===== Dataset =====
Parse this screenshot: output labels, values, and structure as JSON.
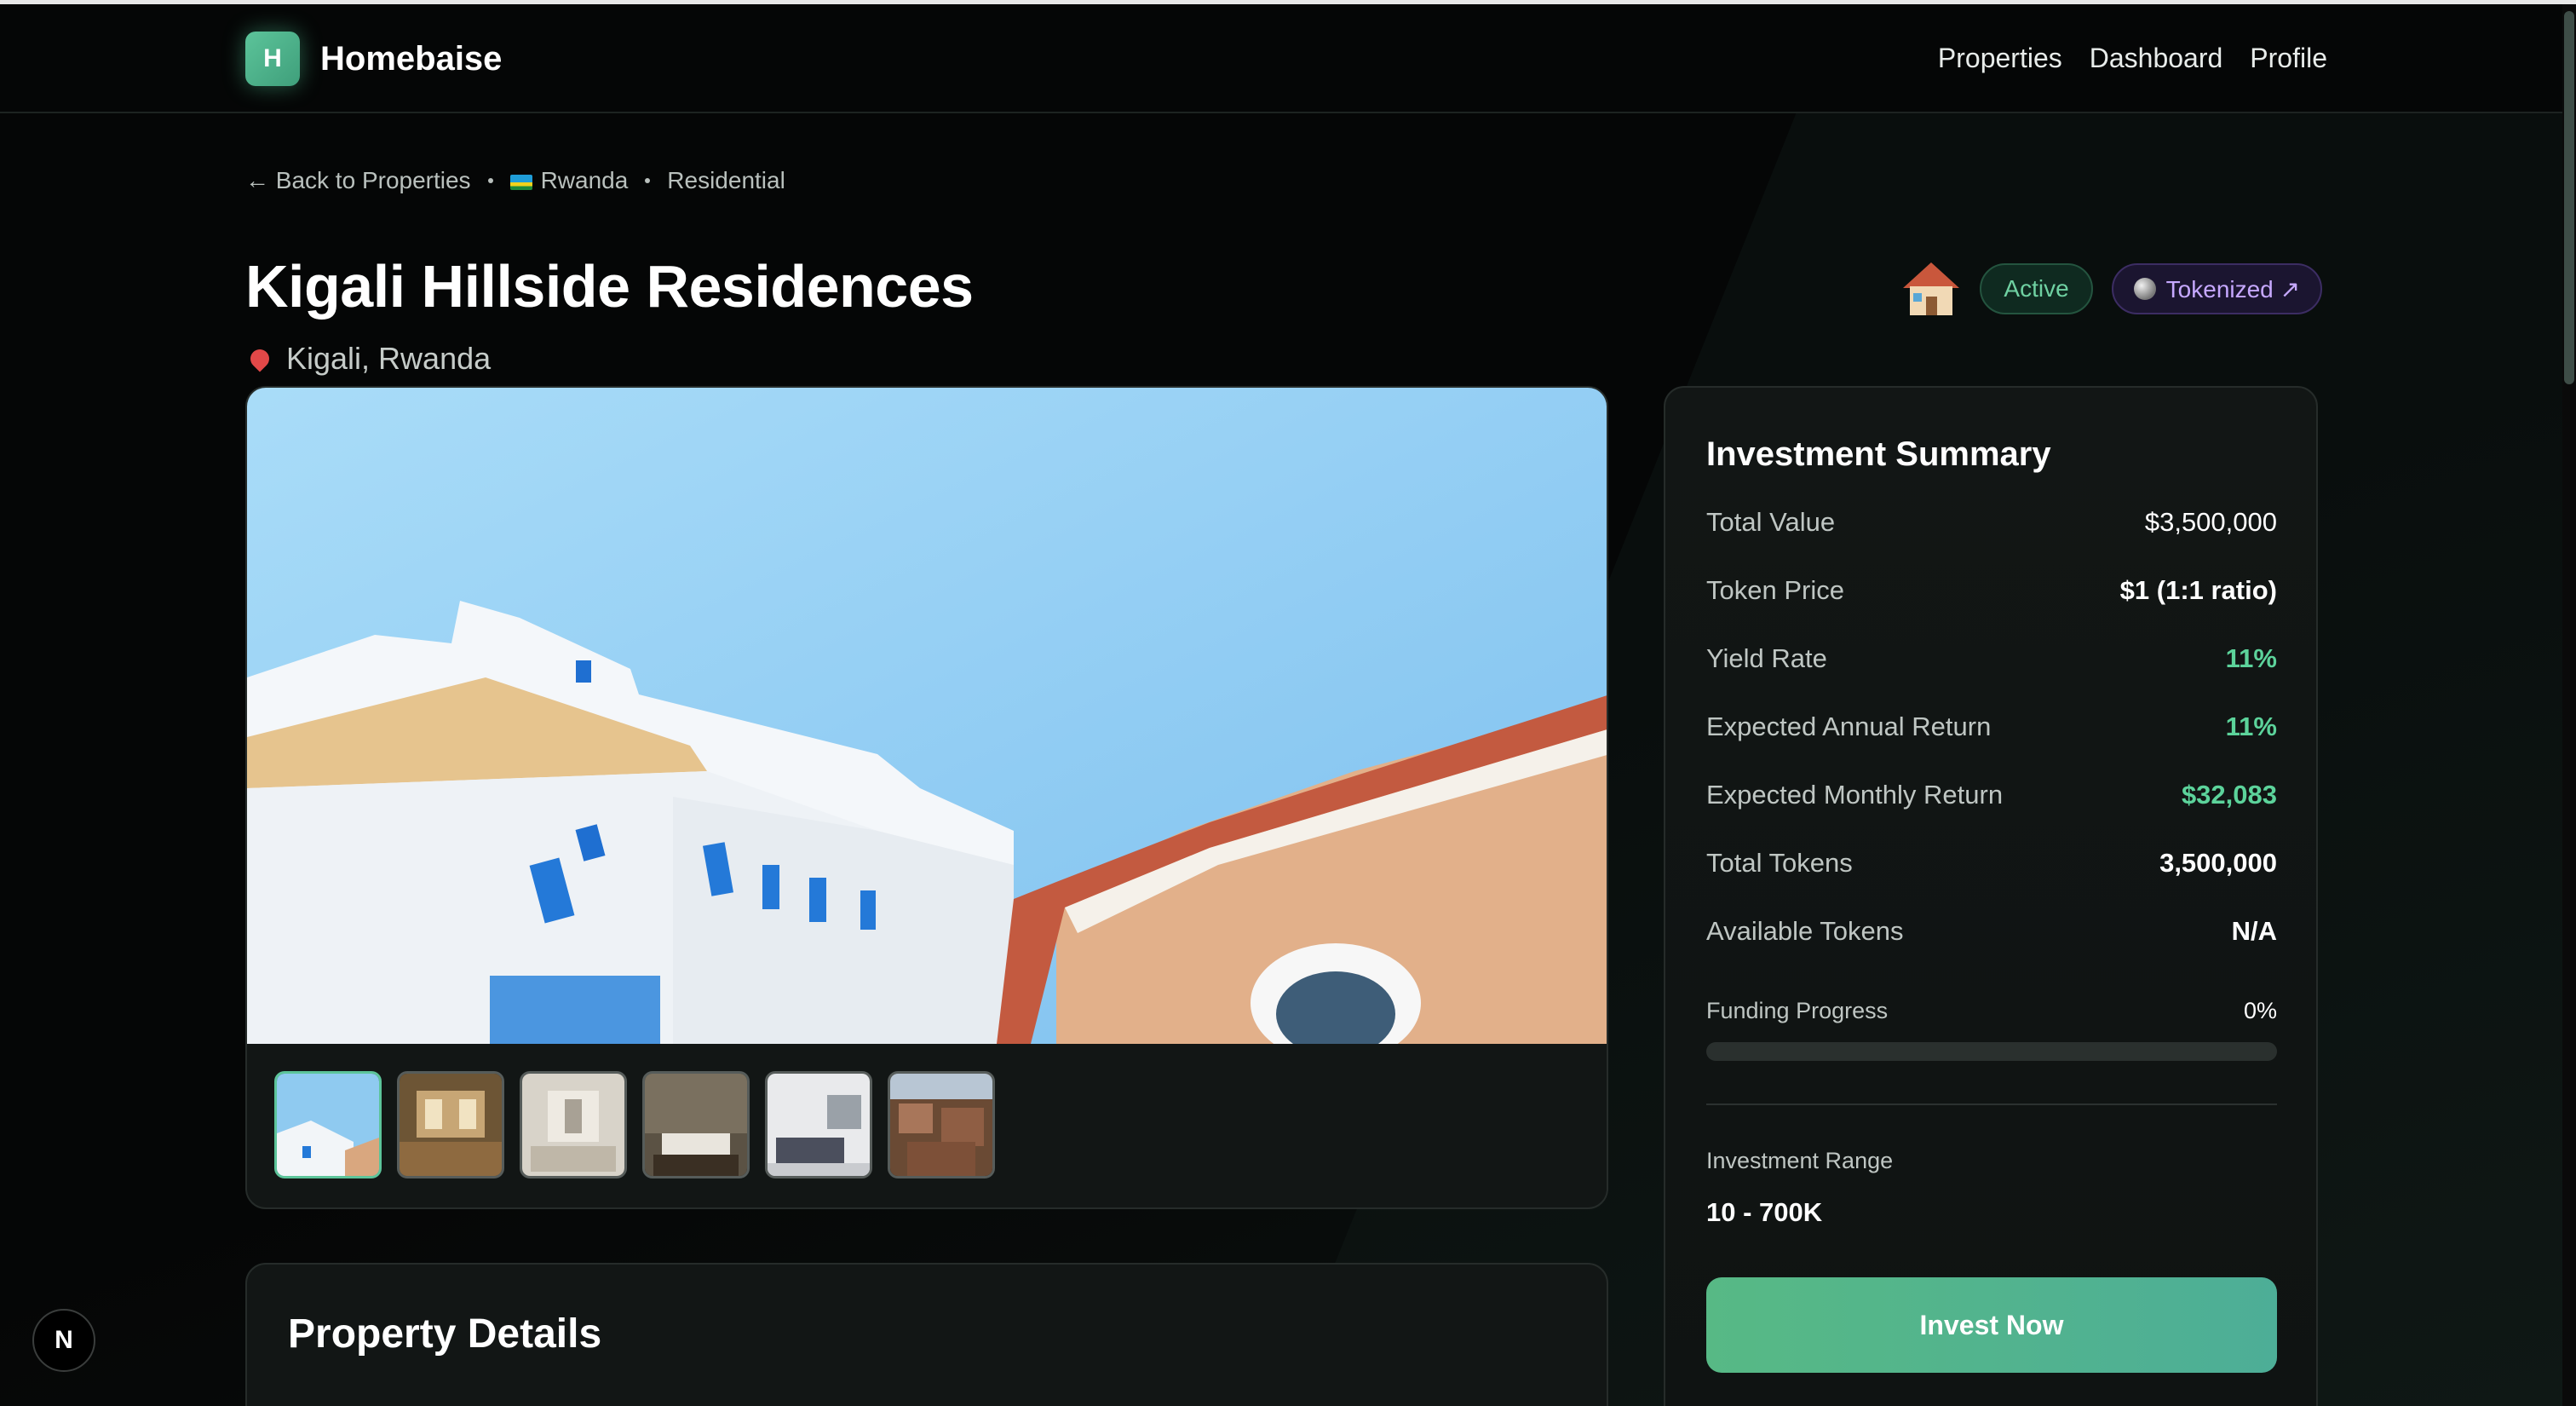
{
  "header": {
    "logo_letter": "H",
    "brand": "Homebaise",
    "nav": [
      "Properties",
      "Dashboard",
      "Profile"
    ]
  },
  "breadcrumb": {
    "back": "← Back to Properties",
    "country": "Rwanda",
    "category": "Residential"
  },
  "property": {
    "title": "Kigali Hillside Residences",
    "location": "Kigali, Rwanda",
    "status_badge": "Active",
    "token_badge": "Tokenized ↗",
    "thumbnail_count": 6,
    "selected_thumbnail": 1
  },
  "investment": {
    "heading": "Investment Summary",
    "rows": [
      {
        "label": "Total Value",
        "value": "$3,500,000"
      },
      {
        "label": "Token Price",
        "value": "$1 (1:1 ratio)"
      },
      {
        "label": "Yield Rate",
        "value": "11%"
      },
      {
        "label": "Expected Annual Return",
        "value": "11%"
      },
      {
        "label": "Expected Monthly Return",
        "value": "$32,083"
      },
      {
        "label": "Total Tokens",
        "value": "3,500,000"
      },
      {
        "label": "Available Tokens",
        "value": "N/A"
      }
    ],
    "funding_label": "Funding Progress",
    "funding_value": "0%",
    "funding_fraction": 0,
    "range_label": "Investment Range",
    "range_value": "10 - 700K",
    "cta": "Invest Now"
  },
  "details": {
    "heading": "Property Details"
  },
  "dev_badge": "N",
  "colors": {
    "accent": "#5cc49a",
    "positive": "#5cd39b",
    "tokenized": "#c6a8ff"
  }
}
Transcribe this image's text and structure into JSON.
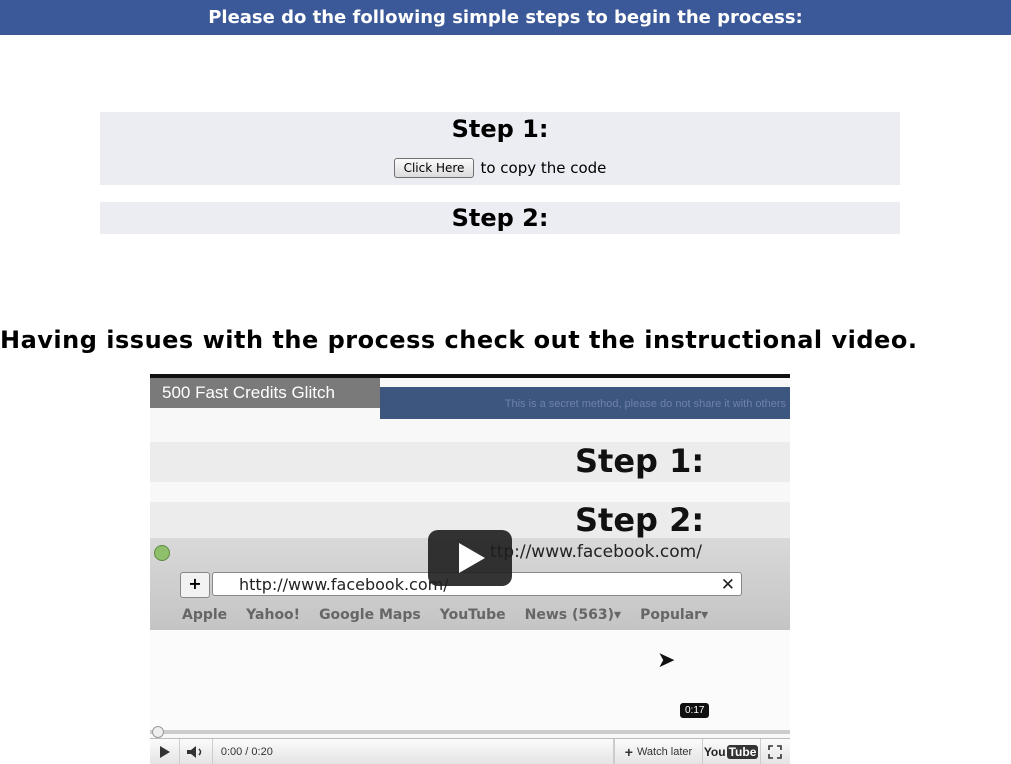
{
  "header": {
    "title": "Please do the following simple steps to begin the process:"
  },
  "step1": {
    "title": "Step 1:",
    "button_label": "Click Here",
    "suffix": "to copy the code"
  },
  "step2": {
    "title": "Step 2:"
  },
  "issues_text": "Having issues with the process check out the instructional video.",
  "video": {
    "title": "500 Fast Credits Glitch",
    "banner_text": "This is a secret method, please do not share it with others",
    "inner_step1": "Step 1:",
    "inner_step2": "Step 2:",
    "url_ghost": "ttp://www.facebook.com/",
    "url_text": "http://www.facebook.com/",
    "bookmarks": [
      "Apple",
      "Yahoo!",
      "Google Maps",
      "YouTube",
      "News (563)▾",
      "Popular▾"
    ],
    "tooltip_time": "0:17",
    "time_display": "0:00 / 0:20",
    "watch_later": "Watch later",
    "yt_you": "You",
    "yt_tube": "Tube",
    "progress": 0.0
  }
}
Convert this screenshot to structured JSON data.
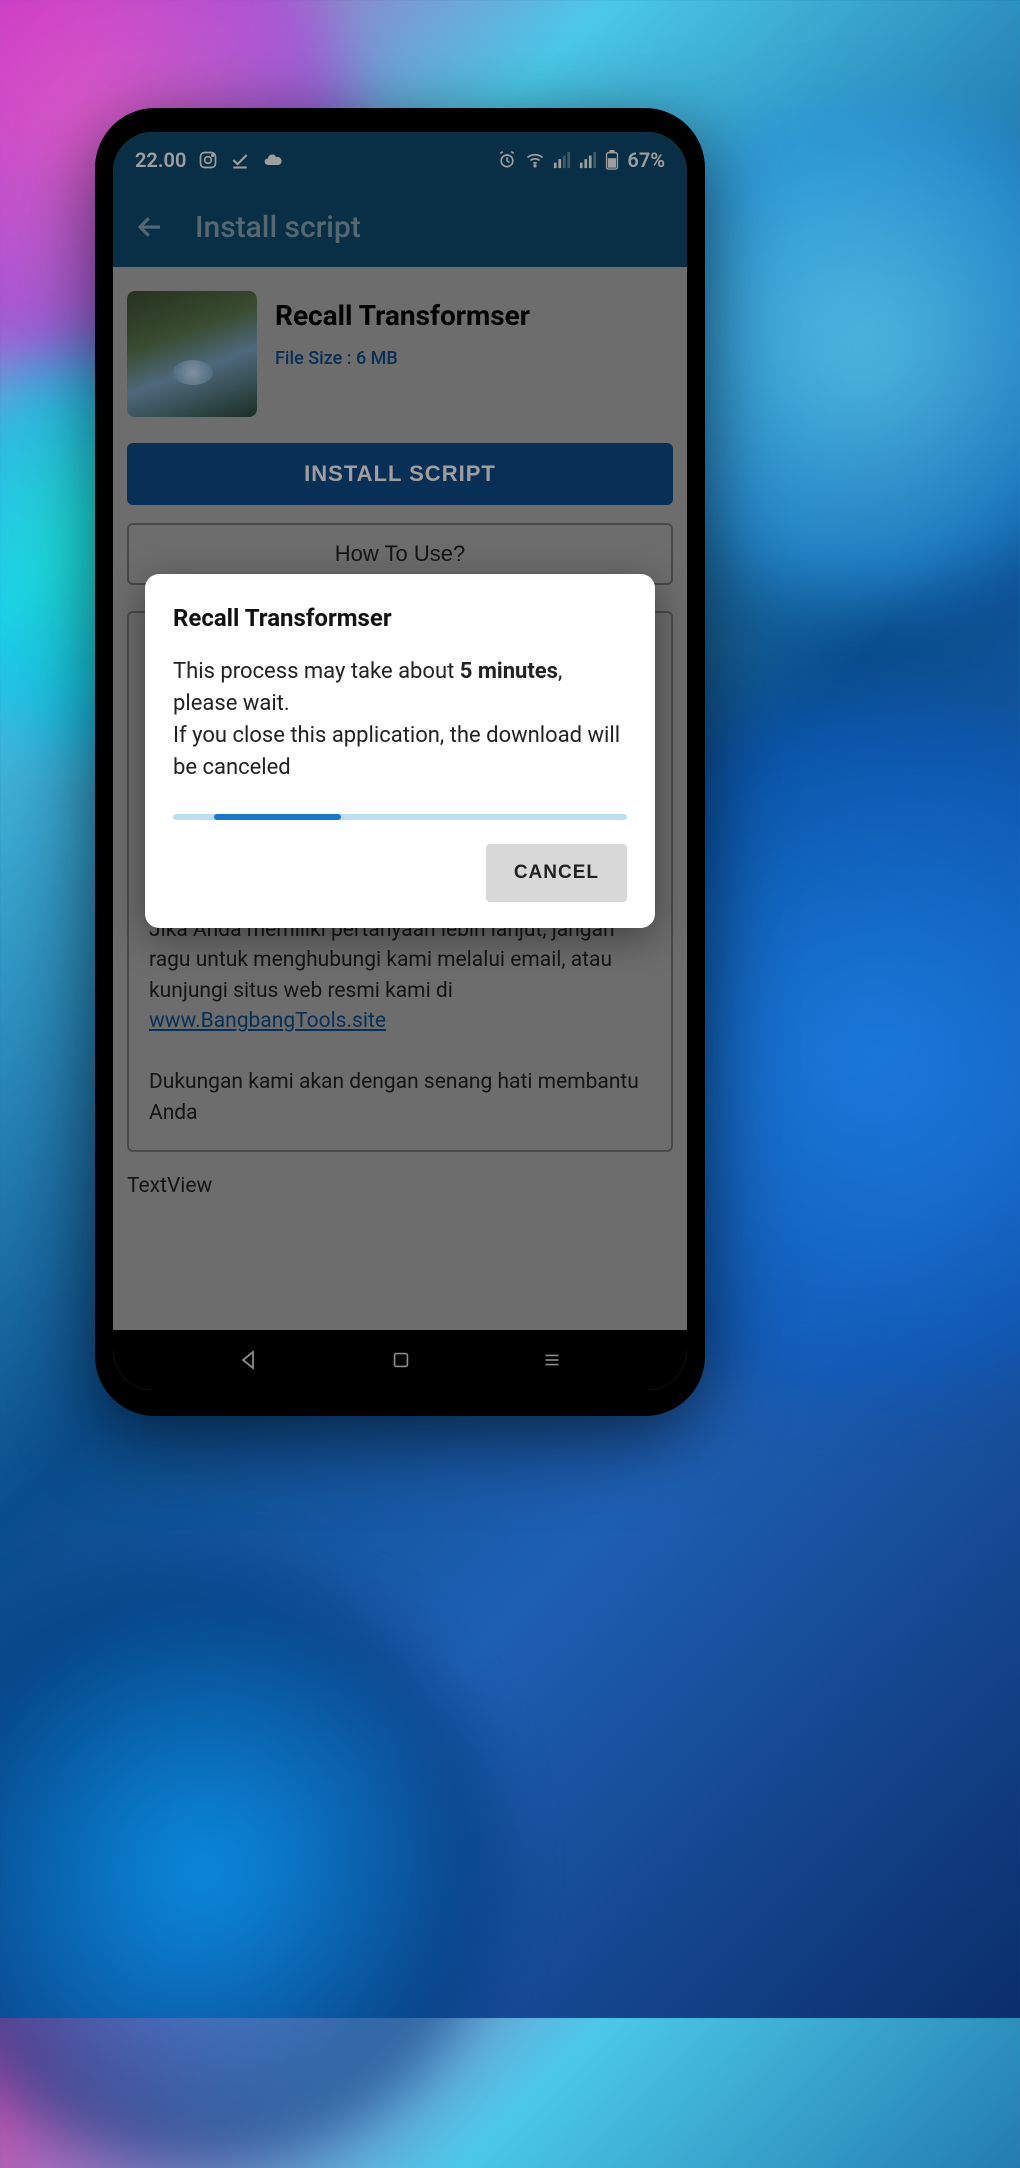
{
  "status_bar": {
    "time": "22.00",
    "battery": "67%"
  },
  "header": {
    "title": "Install script"
  },
  "item": {
    "title": "Recall Transformser",
    "file_size": "File Size : 6 MB"
  },
  "buttons": {
    "install": "INSTALL SCRIPT",
    "how_to_use": "How To Use?"
  },
  "info": {
    "paragraph1": "Jika Anda memiliki pertanyaan lebih lanjut, jangan ragu untuk menghubungi kami melalui email, atau kunjungi situs web resmi kami di",
    "link": "www.BangbangTools.site",
    "paragraph2": "Dukungan kami akan dengan senang hati membantu Anda"
  },
  "textview": "TextView",
  "dialog": {
    "title": "Recall Transformser",
    "line1_pre": "This process may take about ",
    "line1_bold": "5 minutes",
    "line1_post": ", please wait.",
    "line2": "If you close this application, the download will be canceled",
    "cancel": "CANCEL"
  }
}
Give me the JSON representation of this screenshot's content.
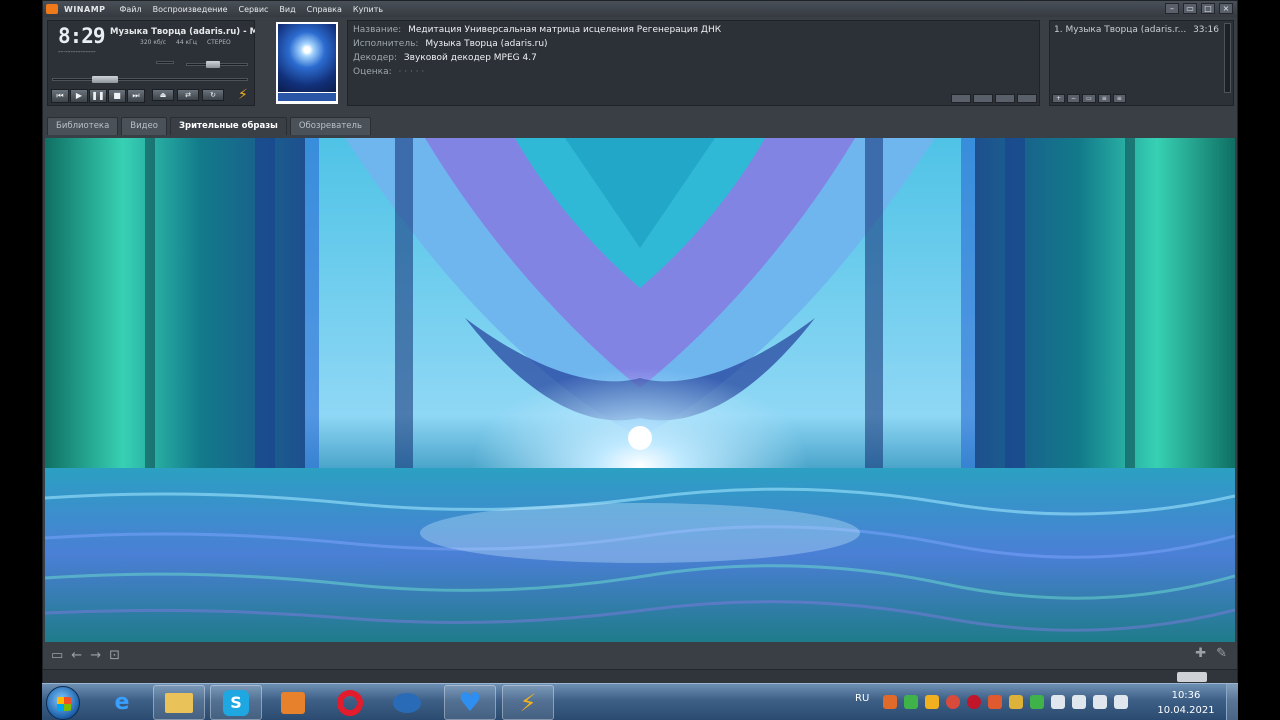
{
  "menubar": {
    "app_name": "WINAMP",
    "items": [
      "Файл",
      "Воспроизведение",
      "Сервис",
      "Вид",
      "Справка",
      "Купить"
    ]
  },
  "player": {
    "time": "8:29",
    "ticker": "Музыка Творца (adaris.ru) - Ме",
    "bitrate": "320 кб/с",
    "samplerate": "44 кГц",
    "channels": "СТЕРЕО",
    "mini_vis": "--·------------",
    "seek_progress": 0.23,
    "volume_level": 0.4,
    "icons": [
      "prev-icon",
      "play-icon",
      "pause-icon",
      "stop-icon",
      "next-icon",
      "eject-icon",
      "lightning-icon"
    ]
  },
  "info": {
    "title_label": "Название:",
    "title_value": "Медитация Универсальная матрица исцеления Регенерация ДНК",
    "artist_label": "Исполнитель:",
    "artist_value": "Музыка Творца (adaris.ru)",
    "decoder_label": "Декодер:",
    "decoder_value": "Звуковой декодер MPEG 4.7",
    "rating_label": "Оценка:",
    "rating_value": "· · · · ·"
  },
  "playlist": {
    "item": "1. Музыка Творца (adaris.r...",
    "duration": "33:16"
  },
  "tabs": [
    {
      "label": "Библиотека",
      "active": false
    },
    {
      "label": "Видео",
      "active": false
    },
    {
      "label": "Зрительные образы",
      "active": true
    },
    {
      "label": "Обозреватель",
      "active": false
    }
  ],
  "vis_toolbar": {
    "icons": [
      "fullscreen-icon",
      "back-icon",
      "forward-icon",
      "vis-menu-icon",
      "plugin-icon",
      "settings-icon"
    ]
  },
  "taskbar": {
    "apps": [
      "internet-explorer-icon",
      "explorer-icon",
      "skype-icon",
      "media-player-icon",
      "opera-icon",
      "vpn-icon",
      "heart-app-icon",
      "winamp-icon"
    ],
    "language": "RU",
    "time": "10:36",
    "date": "10.04.2021"
  },
  "colors": {
    "accent_orange": "#f07a1a",
    "vis_teal": "#1fb7a8",
    "vis_blue": "#5a9cf2",
    "vis_purple": "#8a5ad6"
  }
}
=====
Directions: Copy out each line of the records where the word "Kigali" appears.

Solution to this task:
    "title": "Kigali Hillside Residences",
    "location": "Kigali, Rwanda",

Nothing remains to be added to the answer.